§ **Exercise description**
Return the lines below in which the string "structured" occurs.

(Entries taken from a collection)
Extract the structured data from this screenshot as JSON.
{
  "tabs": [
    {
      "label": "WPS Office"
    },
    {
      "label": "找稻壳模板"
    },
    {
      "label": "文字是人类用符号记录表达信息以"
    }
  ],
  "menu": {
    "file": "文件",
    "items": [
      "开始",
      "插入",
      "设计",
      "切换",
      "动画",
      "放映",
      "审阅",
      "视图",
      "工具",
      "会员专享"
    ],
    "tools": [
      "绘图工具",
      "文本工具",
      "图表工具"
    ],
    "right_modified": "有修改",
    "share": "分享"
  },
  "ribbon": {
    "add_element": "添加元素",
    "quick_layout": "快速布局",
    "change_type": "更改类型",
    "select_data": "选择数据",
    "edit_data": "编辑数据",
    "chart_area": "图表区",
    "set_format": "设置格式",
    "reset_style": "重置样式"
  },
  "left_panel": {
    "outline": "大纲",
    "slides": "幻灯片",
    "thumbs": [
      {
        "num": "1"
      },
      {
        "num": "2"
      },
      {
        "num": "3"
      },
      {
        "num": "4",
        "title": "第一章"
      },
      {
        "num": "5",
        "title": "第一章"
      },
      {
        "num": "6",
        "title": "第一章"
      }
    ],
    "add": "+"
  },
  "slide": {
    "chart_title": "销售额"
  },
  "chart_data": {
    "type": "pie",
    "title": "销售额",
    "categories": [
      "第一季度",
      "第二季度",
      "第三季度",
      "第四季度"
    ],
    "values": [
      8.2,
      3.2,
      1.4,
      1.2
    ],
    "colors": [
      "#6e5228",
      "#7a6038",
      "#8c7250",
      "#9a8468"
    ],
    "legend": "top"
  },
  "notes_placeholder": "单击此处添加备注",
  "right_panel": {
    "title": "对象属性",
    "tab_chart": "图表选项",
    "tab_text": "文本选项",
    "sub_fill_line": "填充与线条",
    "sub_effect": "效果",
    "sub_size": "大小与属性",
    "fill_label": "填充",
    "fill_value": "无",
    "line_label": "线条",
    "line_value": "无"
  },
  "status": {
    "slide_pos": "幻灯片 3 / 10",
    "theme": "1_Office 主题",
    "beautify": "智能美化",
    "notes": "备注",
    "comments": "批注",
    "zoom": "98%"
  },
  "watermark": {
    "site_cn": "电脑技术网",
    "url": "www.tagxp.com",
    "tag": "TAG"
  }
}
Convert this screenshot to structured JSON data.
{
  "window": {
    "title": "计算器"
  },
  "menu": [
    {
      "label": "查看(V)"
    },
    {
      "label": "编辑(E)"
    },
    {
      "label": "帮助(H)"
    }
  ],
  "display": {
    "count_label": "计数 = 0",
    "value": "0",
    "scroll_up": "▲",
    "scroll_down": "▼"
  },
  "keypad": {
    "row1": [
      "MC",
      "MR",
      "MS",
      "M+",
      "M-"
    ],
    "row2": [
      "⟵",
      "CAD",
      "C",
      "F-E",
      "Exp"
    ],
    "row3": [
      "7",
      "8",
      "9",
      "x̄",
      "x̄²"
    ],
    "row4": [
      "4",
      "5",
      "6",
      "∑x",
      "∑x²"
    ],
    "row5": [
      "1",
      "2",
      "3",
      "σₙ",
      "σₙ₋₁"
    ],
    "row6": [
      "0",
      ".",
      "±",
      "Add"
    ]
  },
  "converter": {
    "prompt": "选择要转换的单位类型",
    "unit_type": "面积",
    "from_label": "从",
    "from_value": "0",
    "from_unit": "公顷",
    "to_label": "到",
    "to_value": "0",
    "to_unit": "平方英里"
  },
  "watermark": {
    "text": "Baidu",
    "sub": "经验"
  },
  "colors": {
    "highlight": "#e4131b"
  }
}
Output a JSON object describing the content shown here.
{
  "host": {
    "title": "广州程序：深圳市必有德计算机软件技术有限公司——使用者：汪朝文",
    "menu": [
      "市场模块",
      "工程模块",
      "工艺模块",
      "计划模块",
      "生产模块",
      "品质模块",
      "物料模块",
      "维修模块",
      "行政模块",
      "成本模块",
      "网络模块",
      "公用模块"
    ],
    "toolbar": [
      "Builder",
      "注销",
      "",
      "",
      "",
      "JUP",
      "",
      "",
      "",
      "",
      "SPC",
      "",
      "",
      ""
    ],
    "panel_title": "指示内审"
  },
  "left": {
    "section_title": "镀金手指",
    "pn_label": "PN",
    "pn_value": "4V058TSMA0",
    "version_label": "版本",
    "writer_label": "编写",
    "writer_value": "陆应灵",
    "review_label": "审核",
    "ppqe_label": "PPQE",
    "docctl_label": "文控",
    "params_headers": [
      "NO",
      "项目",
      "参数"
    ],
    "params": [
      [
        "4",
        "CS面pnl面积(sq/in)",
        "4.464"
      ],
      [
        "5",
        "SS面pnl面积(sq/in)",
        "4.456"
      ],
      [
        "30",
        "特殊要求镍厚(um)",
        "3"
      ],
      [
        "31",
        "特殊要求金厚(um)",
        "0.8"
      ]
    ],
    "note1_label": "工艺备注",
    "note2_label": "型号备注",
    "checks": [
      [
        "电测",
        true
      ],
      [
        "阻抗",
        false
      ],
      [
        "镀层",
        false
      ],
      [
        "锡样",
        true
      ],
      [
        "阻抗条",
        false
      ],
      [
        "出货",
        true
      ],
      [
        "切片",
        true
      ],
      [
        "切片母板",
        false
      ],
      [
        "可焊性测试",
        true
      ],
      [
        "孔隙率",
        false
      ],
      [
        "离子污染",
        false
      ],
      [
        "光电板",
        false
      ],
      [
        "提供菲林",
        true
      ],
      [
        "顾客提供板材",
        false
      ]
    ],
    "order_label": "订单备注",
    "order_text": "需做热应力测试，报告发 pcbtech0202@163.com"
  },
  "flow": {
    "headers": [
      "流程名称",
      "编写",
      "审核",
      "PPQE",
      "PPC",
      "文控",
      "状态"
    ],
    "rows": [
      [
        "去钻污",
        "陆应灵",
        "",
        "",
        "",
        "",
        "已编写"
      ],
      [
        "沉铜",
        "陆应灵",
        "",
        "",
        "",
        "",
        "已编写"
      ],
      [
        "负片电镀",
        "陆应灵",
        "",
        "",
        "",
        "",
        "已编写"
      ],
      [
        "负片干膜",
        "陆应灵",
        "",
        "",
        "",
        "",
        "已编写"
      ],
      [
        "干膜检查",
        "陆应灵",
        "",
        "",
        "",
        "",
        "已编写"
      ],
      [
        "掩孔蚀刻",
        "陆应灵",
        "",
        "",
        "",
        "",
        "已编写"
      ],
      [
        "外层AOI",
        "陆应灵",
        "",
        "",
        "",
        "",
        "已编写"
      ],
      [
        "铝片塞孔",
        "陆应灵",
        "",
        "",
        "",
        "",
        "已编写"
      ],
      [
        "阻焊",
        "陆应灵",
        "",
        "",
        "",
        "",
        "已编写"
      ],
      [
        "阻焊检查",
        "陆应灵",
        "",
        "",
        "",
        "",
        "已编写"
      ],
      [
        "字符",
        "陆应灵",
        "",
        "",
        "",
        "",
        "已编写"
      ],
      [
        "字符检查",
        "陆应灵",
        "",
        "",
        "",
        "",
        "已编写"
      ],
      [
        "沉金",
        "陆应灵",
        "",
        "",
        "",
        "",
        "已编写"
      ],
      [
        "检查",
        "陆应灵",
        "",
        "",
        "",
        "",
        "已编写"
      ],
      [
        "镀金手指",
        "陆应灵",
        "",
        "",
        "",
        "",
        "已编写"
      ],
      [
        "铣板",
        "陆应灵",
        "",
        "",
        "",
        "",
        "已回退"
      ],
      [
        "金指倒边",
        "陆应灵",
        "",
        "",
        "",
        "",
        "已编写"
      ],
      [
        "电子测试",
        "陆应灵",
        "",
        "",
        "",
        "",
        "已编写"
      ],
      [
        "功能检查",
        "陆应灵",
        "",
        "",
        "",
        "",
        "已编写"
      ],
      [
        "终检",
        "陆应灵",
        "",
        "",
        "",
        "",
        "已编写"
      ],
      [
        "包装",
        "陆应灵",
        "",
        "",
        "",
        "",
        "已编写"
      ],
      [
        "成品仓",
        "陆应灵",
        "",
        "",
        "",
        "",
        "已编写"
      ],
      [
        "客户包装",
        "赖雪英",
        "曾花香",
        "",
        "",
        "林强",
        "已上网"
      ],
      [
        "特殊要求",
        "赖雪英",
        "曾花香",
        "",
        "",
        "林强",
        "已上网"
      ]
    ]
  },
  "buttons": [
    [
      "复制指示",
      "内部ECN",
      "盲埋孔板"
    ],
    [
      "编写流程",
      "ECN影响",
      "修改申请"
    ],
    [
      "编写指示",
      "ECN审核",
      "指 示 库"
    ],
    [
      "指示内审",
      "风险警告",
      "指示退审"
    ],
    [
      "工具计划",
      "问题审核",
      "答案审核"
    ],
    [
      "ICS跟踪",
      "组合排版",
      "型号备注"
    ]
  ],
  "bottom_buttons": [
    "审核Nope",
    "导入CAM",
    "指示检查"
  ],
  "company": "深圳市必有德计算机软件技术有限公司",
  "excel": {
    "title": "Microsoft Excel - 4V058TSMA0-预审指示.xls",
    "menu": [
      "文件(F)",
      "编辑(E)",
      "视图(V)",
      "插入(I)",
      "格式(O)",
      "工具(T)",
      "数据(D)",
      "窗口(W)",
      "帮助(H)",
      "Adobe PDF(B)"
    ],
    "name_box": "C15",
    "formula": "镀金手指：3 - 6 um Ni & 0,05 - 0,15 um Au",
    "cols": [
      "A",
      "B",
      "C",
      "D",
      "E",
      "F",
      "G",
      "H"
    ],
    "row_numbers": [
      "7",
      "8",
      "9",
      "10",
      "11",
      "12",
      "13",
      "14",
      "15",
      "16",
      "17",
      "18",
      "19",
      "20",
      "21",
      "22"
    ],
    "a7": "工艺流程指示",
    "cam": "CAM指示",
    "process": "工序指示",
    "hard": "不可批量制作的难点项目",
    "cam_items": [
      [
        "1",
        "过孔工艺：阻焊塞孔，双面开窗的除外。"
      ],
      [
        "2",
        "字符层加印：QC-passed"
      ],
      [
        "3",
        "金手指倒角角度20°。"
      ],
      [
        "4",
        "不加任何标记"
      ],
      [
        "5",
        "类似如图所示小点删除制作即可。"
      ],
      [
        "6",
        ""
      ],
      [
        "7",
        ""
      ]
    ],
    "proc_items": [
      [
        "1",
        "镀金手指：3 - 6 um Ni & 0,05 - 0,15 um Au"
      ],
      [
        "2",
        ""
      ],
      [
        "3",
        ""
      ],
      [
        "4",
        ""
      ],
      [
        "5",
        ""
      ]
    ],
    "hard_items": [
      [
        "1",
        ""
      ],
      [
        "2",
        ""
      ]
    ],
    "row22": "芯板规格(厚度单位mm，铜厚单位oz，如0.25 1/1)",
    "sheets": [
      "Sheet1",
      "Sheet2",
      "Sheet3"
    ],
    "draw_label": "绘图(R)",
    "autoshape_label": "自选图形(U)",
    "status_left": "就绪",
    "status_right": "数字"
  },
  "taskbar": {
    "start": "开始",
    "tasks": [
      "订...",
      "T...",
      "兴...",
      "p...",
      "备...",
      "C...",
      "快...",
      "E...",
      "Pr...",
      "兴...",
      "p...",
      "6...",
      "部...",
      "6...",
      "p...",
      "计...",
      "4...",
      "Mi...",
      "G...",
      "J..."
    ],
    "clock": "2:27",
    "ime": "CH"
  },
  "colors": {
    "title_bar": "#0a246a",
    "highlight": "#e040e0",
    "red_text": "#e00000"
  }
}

§ **Answer section**
Extract the structured data from this screenshot as JSON.
Convert this screenshot to structured JSON data.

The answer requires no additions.